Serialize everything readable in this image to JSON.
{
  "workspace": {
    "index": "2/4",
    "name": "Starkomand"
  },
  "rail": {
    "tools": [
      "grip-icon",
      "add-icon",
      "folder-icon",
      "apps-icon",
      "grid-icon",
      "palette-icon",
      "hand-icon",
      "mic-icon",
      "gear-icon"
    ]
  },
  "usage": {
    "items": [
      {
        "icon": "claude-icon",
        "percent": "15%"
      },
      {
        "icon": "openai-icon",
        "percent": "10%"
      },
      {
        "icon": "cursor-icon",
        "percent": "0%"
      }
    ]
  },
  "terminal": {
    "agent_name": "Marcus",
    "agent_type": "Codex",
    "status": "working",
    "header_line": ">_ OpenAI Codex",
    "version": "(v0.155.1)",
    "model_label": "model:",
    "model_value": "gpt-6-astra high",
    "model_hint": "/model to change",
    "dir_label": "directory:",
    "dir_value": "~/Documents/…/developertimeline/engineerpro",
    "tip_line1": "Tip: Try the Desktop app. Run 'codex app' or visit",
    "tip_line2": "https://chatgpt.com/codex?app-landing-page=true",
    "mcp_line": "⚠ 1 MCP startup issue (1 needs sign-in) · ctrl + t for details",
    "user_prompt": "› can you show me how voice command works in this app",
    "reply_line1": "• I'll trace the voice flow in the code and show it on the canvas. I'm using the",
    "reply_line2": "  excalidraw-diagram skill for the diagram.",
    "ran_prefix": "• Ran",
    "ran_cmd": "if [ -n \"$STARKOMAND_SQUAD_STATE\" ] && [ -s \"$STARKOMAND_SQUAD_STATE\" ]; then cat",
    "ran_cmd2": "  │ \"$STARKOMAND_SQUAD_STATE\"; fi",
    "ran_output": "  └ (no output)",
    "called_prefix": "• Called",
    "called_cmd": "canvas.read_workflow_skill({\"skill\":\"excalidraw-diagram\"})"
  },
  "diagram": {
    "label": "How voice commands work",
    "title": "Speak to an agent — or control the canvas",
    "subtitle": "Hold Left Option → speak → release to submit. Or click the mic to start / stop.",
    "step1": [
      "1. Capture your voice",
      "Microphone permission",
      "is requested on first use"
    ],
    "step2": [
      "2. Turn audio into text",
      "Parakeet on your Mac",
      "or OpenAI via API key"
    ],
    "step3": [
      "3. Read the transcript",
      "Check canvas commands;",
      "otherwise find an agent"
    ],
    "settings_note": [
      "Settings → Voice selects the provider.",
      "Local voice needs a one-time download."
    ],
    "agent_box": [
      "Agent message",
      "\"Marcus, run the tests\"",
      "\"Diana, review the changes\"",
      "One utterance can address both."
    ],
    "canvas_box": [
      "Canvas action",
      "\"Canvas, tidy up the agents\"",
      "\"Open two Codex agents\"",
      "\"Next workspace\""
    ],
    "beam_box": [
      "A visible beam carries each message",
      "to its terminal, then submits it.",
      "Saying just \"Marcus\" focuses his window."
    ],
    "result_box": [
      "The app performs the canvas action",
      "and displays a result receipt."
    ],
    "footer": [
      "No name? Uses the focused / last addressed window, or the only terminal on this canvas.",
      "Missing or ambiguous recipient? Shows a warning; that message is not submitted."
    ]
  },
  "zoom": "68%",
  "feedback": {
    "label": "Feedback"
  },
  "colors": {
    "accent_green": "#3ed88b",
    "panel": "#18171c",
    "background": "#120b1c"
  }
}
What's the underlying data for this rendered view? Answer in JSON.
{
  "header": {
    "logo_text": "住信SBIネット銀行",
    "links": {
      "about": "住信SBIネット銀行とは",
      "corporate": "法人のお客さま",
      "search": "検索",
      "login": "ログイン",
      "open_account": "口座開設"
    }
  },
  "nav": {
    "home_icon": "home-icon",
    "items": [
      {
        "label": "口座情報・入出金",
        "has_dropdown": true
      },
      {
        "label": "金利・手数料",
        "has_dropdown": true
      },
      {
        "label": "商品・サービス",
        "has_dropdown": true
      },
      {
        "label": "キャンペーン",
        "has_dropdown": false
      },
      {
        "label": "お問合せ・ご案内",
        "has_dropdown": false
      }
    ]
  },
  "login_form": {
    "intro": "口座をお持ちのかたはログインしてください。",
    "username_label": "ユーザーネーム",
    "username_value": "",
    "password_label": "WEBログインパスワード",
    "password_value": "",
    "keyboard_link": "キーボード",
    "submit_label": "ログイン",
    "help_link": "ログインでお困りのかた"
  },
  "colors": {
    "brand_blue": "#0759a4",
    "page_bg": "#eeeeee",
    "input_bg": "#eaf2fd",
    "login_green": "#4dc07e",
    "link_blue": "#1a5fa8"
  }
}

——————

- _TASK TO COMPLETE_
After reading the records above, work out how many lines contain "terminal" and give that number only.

- _ANSWER SPACE_
3